- Work instructions
Keep only the lines of the material below that contain the word "TPMS". Copy those lines.

- Material supplied
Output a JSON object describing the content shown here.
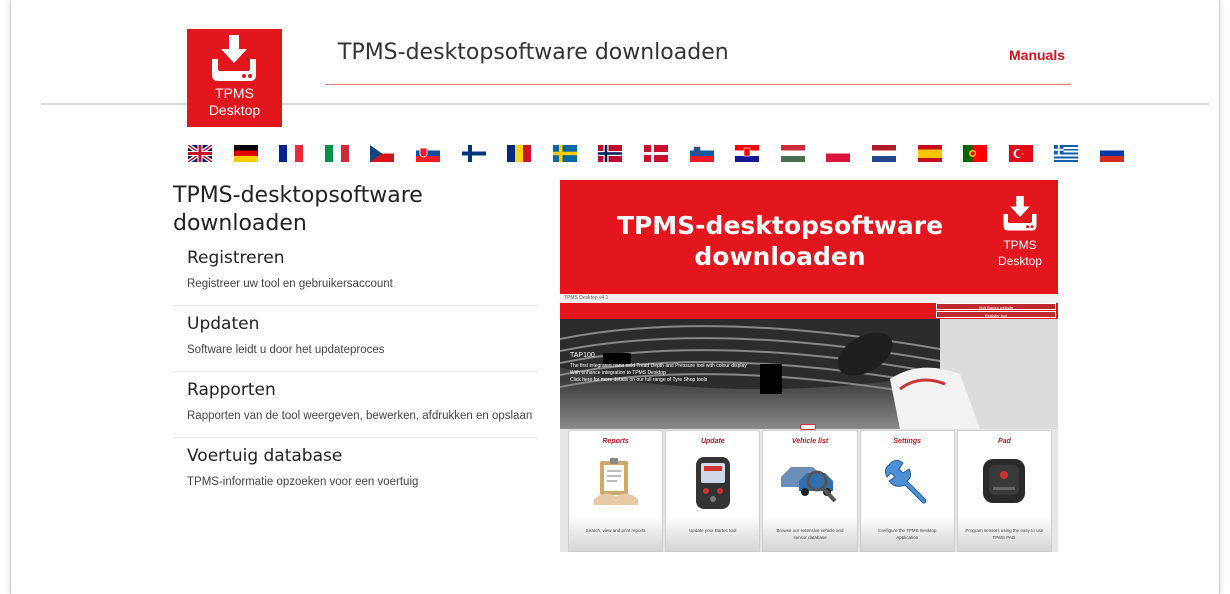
{
  "header": {
    "logo_line1": "TPMS",
    "logo_line2": "Desktop",
    "title": "TPMS-desktopsoftware downloaden",
    "manuals_link": "Manuals",
    "accent_color": "#e3161d"
  },
  "languages": [
    {
      "code": "en",
      "icon": "flag-uk-icon"
    },
    {
      "code": "de",
      "icon": "flag-germany-icon"
    },
    {
      "code": "fr",
      "icon": "flag-france-icon"
    },
    {
      "code": "it",
      "icon": "flag-italy-icon"
    },
    {
      "code": "cs",
      "icon": "flag-czech-icon"
    },
    {
      "code": "sk",
      "icon": "flag-slovakia-icon"
    },
    {
      "code": "fi",
      "icon": "flag-finland-icon"
    },
    {
      "code": "ro",
      "icon": "flag-romania-icon"
    },
    {
      "code": "sv",
      "icon": "flag-sweden-icon"
    },
    {
      "code": "no",
      "icon": "flag-norway-icon"
    },
    {
      "code": "da",
      "icon": "flag-denmark-icon"
    },
    {
      "code": "sl",
      "icon": "flag-slovenia-icon"
    },
    {
      "code": "hr",
      "icon": "flag-croatia-icon"
    },
    {
      "code": "hu",
      "icon": "flag-hungary-icon"
    },
    {
      "code": "pl",
      "icon": "flag-poland-icon"
    },
    {
      "code": "nl",
      "icon": "flag-netherlands-icon"
    },
    {
      "code": "es",
      "icon": "flag-spain-icon"
    },
    {
      "code": "pt",
      "icon": "flag-portugal-icon"
    },
    {
      "code": "tr",
      "icon": "flag-turkey-icon"
    },
    {
      "code": "el",
      "icon": "flag-greece-icon"
    },
    {
      "code": "ru",
      "icon": "flag-russia-icon"
    }
  ],
  "main": {
    "heading": "TPMS-desktopsoftware downloaden",
    "features": [
      {
        "title": "Registreren",
        "desc": "Registreer uw tool en gebruikersaccount"
      },
      {
        "title": "Updaten",
        "desc": "Software leidt u door het updateproces"
      },
      {
        "title": "Rapporten",
        "desc": "Rapporten van de tool weergeven, bewerken, afdrukken en opslaan"
      },
      {
        "title": "Voertuig database",
        "desc": "TPMS-informatie opzoeken voor een voertuig"
      }
    ]
  },
  "promo": {
    "title_line1": "TPMS-desktopsoftware",
    "title_line2": "downloaden",
    "logo_line1": "TPMS",
    "logo_line2": "Desktop",
    "app": {
      "window_title": "TPMS Desktop v4.1",
      "btn_1": "Visit Bartec website",
      "btn_2": "Register tool",
      "hero_heading": "TAP100",
      "hero_line1": "The first integrated hand held Tread Depth and Pressure tool with colour display",
      "hero_line2": "With enhance integration to TPMS Desktop",
      "hero_line3": "Click here for more details on our full range of Tyre Shop tools",
      "tiles": [
        {
          "label": "Reports",
          "desc": "Search, view and print reports",
          "icon": "reports-icon"
        },
        {
          "label": "Update",
          "desc": "Update your Bartec tool",
          "icon": "update-tool-icon"
        },
        {
          "label": "Vehicle list",
          "desc": "Browse our extensive vehicle and sensor database",
          "icon": "vehicle-list-icon"
        },
        {
          "label": "Settings",
          "desc": "Configure the TPMS Desktop Application",
          "icon": "wrench-icon"
        },
        {
          "label": "Pad",
          "desc": "Program sensors using the easy to use TPMS PAD.",
          "icon": "pad-icon"
        }
      ]
    }
  }
}
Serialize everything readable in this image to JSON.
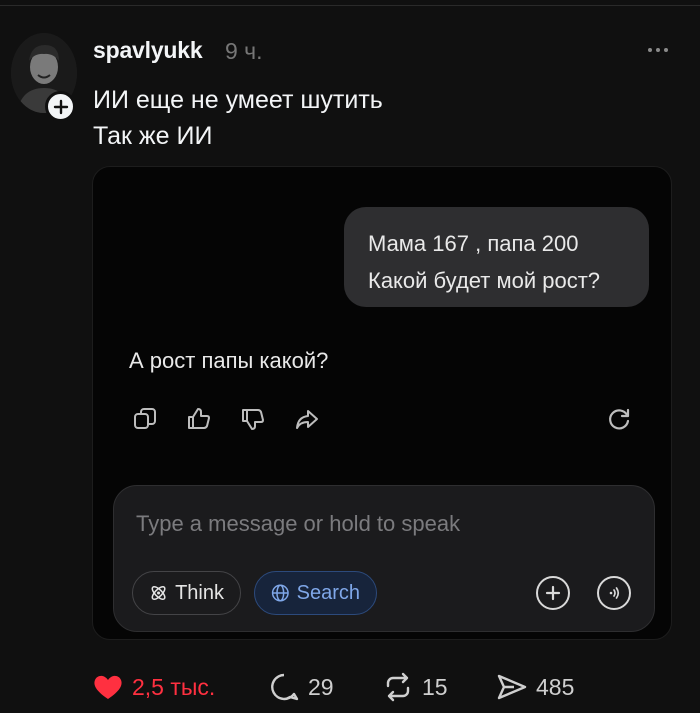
{
  "post": {
    "username": "spavlyukk",
    "time": "9 ч.",
    "lines": [
      "ИИ еще не умеет шутить",
      "Так же ИИ"
    ]
  },
  "chat": {
    "user_message": [
      "Мама 167 , папа 200",
      "Какой будет мой рост?"
    ],
    "ai_reply": "А рост папы какой?",
    "composer_placeholder": "Type a message or hold to speak",
    "think_label": "Think",
    "search_label": "Search"
  },
  "footer": {
    "likes": "2,5 тыс.",
    "replies": "29",
    "reposts": "15",
    "shares": "485"
  },
  "colors": {
    "background": "#101010",
    "like_red": "#ff3040",
    "search_blue": "#7fa7e8"
  },
  "icons": [
    "avatar",
    "plus-icon",
    "more-icon",
    "copy-icon",
    "thumbs-up-icon",
    "thumbs-down-icon",
    "share-arrow-icon",
    "regenerate-icon",
    "atom-icon",
    "globe-icon",
    "plus-circle-icon",
    "voice-icon",
    "heart-icon",
    "comment-icon",
    "repost-icon",
    "send-icon"
  ]
}
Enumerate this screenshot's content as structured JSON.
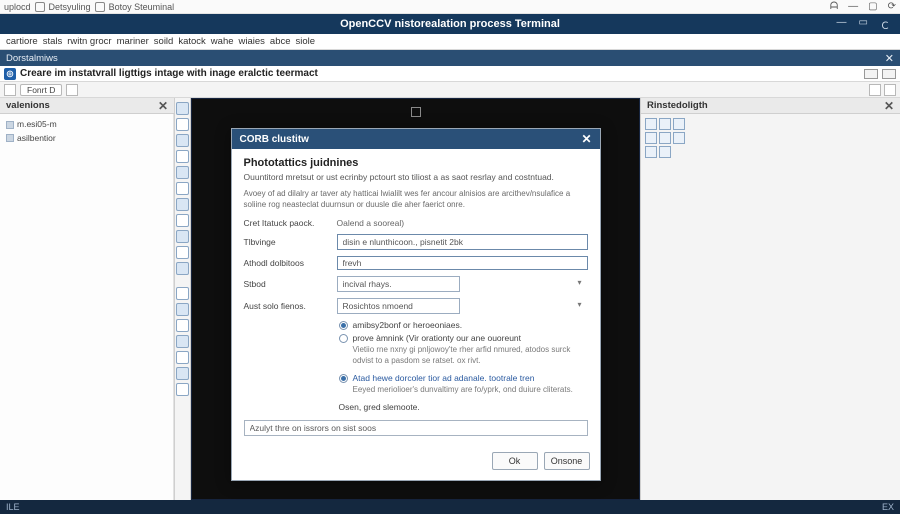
{
  "os_titlebar": {
    "left": [
      "uplocd",
      "Detsyuling",
      "Botoy Steuminal"
    ],
    "right_glyphs": [
      "min",
      "square",
      "reload"
    ]
  },
  "app": {
    "title": "OpenCCV nistorealation process Terminal",
    "window_buttons": {
      "min": "—",
      "max": "▭",
      "close": "Ｃ"
    }
  },
  "menubar": [
    "cartiore",
    "stals",
    "rwitn grocr",
    "mariner",
    "soild",
    "katock",
    "wahe",
    "wiaies",
    "abce",
    "siole"
  ],
  "subbar": {
    "label": "Dorstalmiws",
    "close": "✕"
  },
  "docbar": {
    "logo": "◎",
    "title": "Creare im instatvrall ligttigs intage with inage eralctic teermact"
  },
  "toolbar2": {
    "btn1": "Fonrt D",
    "btn2_icon": "◧"
  },
  "left_panel": {
    "title": "valenions",
    "items": [
      "m.esi05-m",
      "asilbentior"
    ]
  },
  "right_panel": {
    "title": "Rinstedoligth"
  },
  "dialog": {
    "title": "CORB clustitw",
    "heading": "Phototattics juidnines",
    "sub": "Ouuntitord mretsut or ust ecrinby pctourt sto tiliost a as saot resrlay and costntuad.",
    "desc": "Avoey of ad dilalry ar taver aty hatticai lwialilt wes fer ancour alnisios are arcithev/nsulafice a soliine rog neasteclat duurnsun or duusle die aher faerict onre.",
    "rows": {
      "r1_label": "Cret Itatuck paock.",
      "r1_sublabel": "Oalend a sooreal)",
      "r2_label": "Tlbvinge",
      "r2_value": "disin e nlunthicoon., pisnetit 2bk",
      "r3_label": "Athodl dolbitoos",
      "r3_value": "frevh",
      "r4_label": "Stbod",
      "r4_value": "incival rhays.",
      "r5_label": "Aust solo fienos.",
      "r5_value": "Rosichtos nmoend"
    },
    "radios": {
      "opt1": "amibsy2bonf or heroeoniaes.",
      "opt2": "prove àmnink (Vir orationty our ane ouoreunt",
      "help2": "Vietiio rne nxny gi pnljowoy'te rher arfid nmured, atodos surck odvist to a pasdom se ratset. ox rivt.",
      "opt3": "Atad hewe dorcoler tior ad adanale. tootrale tren",
      "help3": "Eeyed meriolioer's dunvaltimy are fo/yprk, ond duiure cliterats."
    },
    "advice": "Osen, gred slemoote.",
    "final_input": "Azulyt thre on issrors on sist soos",
    "ok": "Ok",
    "cancel": "Onsone",
    "close": "✕"
  },
  "statusbar": {
    "left": "ILE",
    "right": "EX"
  }
}
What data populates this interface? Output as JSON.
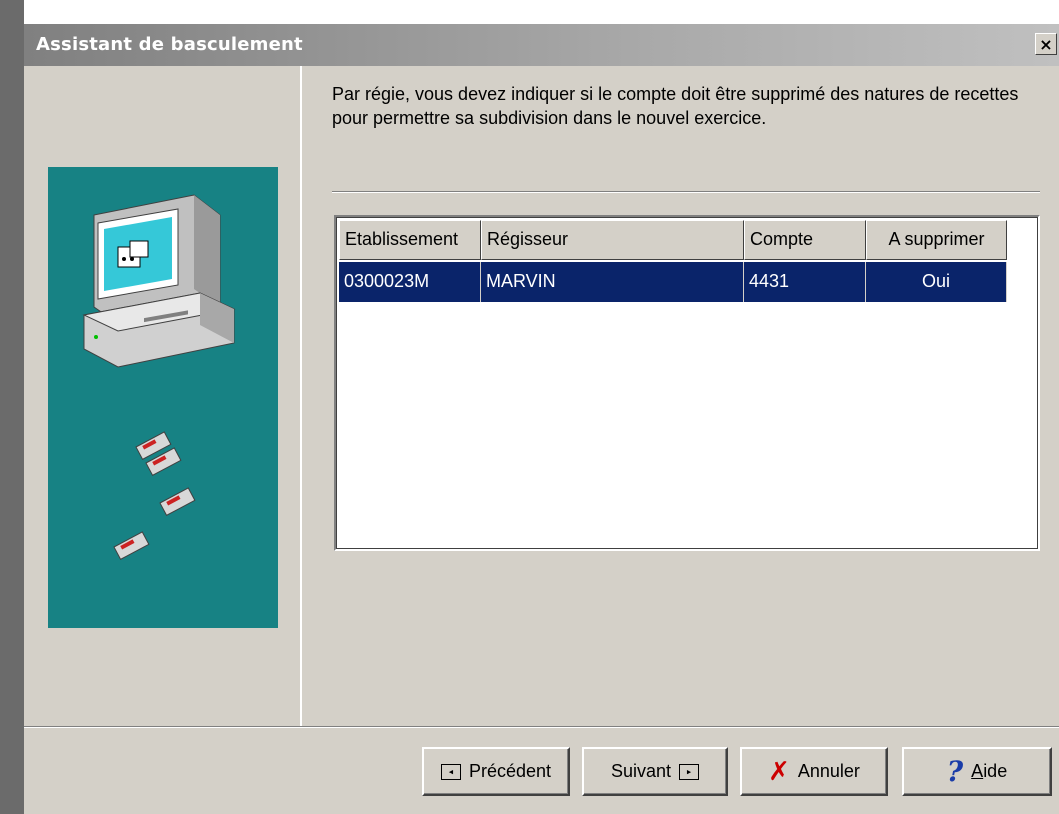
{
  "window": {
    "title": "Assistant de basculement",
    "close_glyph": "×"
  },
  "instruction": "Par régie, vous devez indiquer si le compte doit être supprimé des natures de recettes pour permettre sa subdivision dans le nouvel exercice.",
  "grid": {
    "columns": [
      "Etablissement",
      "Régisseur",
      "Compte",
      "A supprimer"
    ],
    "rows": [
      [
        "0300023M",
        "MARVIN",
        "4431",
        "Oui"
      ]
    ],
    "selected_row_color": "#0a246a"
  },
  "buttons": {
    "previous": "Précédent",
    "next": "Suivant",
    "cancel": "Annuler",
    "help_accel": "A",
    "help_rest": "ide"
  },
  "icons": {
    "previous": "arrow-left-box-icon",
    "next": "arrow-right-box-icon",
    "cancel": "red-x-icon",
    "help": "question-mark-icon",
    "illustration": "computer-with-floppy-disks-icon"
  },
  "colors": {
    "illustration_background": "#178284",
    "dialog_background": "#d4d0c8"
  }
}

- Task output
    "logo_line1": "TPMS",
    "title": "TPMS-desktopsoftware downloaden",
    "heading": "TPMS-desktopsoftware downloaden",
        "desc": "TPMS-informatie opzoeken voor een voertuig"
    "title_line1": "TPMS-desktopsoftware",
    "logo_line1": "TPMS",
      "window_title": "TPMS Desktop v4.1",
      "hero_line2": "With enhance integration to TPMS Desktop",
          "desc": "Configure the TPMS Desktop Application",
          "desc": "Program sensors using the easy to use TPMS PAD.",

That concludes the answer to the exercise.